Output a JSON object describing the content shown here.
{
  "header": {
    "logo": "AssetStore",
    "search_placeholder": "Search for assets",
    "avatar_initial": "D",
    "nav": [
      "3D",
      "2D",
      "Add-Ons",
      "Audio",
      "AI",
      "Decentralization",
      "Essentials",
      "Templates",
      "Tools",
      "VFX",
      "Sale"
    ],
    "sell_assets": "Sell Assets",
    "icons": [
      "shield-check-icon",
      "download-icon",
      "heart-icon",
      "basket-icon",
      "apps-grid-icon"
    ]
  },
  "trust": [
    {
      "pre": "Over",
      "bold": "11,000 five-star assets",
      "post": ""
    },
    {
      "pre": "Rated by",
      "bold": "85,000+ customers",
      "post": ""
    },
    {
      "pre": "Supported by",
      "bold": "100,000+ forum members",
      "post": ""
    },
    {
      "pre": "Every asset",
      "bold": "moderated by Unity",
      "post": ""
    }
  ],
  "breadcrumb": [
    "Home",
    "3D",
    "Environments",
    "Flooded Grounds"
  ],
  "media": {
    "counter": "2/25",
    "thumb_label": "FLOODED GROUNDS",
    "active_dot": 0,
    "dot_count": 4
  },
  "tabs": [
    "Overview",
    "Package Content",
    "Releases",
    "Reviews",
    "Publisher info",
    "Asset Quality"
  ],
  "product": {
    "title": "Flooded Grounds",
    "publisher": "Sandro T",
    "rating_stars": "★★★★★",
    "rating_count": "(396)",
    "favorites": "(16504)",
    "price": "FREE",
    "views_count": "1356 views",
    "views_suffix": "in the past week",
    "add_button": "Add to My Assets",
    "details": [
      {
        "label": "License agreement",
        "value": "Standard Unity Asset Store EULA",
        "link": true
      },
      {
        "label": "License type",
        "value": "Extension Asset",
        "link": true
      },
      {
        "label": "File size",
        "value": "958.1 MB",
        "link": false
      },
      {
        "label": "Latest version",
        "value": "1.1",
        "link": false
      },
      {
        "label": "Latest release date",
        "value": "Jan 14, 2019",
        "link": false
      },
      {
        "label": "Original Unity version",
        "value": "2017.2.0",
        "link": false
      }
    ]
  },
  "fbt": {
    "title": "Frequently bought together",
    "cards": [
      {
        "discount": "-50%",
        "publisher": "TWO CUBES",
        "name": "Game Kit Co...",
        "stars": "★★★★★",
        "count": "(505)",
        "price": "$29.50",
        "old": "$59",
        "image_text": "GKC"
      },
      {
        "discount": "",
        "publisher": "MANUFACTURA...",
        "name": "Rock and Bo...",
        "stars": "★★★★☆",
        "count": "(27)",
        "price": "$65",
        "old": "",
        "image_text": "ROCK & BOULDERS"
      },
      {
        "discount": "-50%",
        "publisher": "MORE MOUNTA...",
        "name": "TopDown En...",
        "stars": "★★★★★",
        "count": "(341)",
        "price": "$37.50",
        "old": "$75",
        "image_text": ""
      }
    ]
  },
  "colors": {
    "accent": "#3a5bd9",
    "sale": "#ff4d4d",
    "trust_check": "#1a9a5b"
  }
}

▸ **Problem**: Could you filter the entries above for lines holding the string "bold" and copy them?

▸ **Result**:
      "bold": "11,000 five-star assets",
      "bold": "85,000+ customers",
      "bold": "100,000+ forum members",
      "bold": "moderated by Unity",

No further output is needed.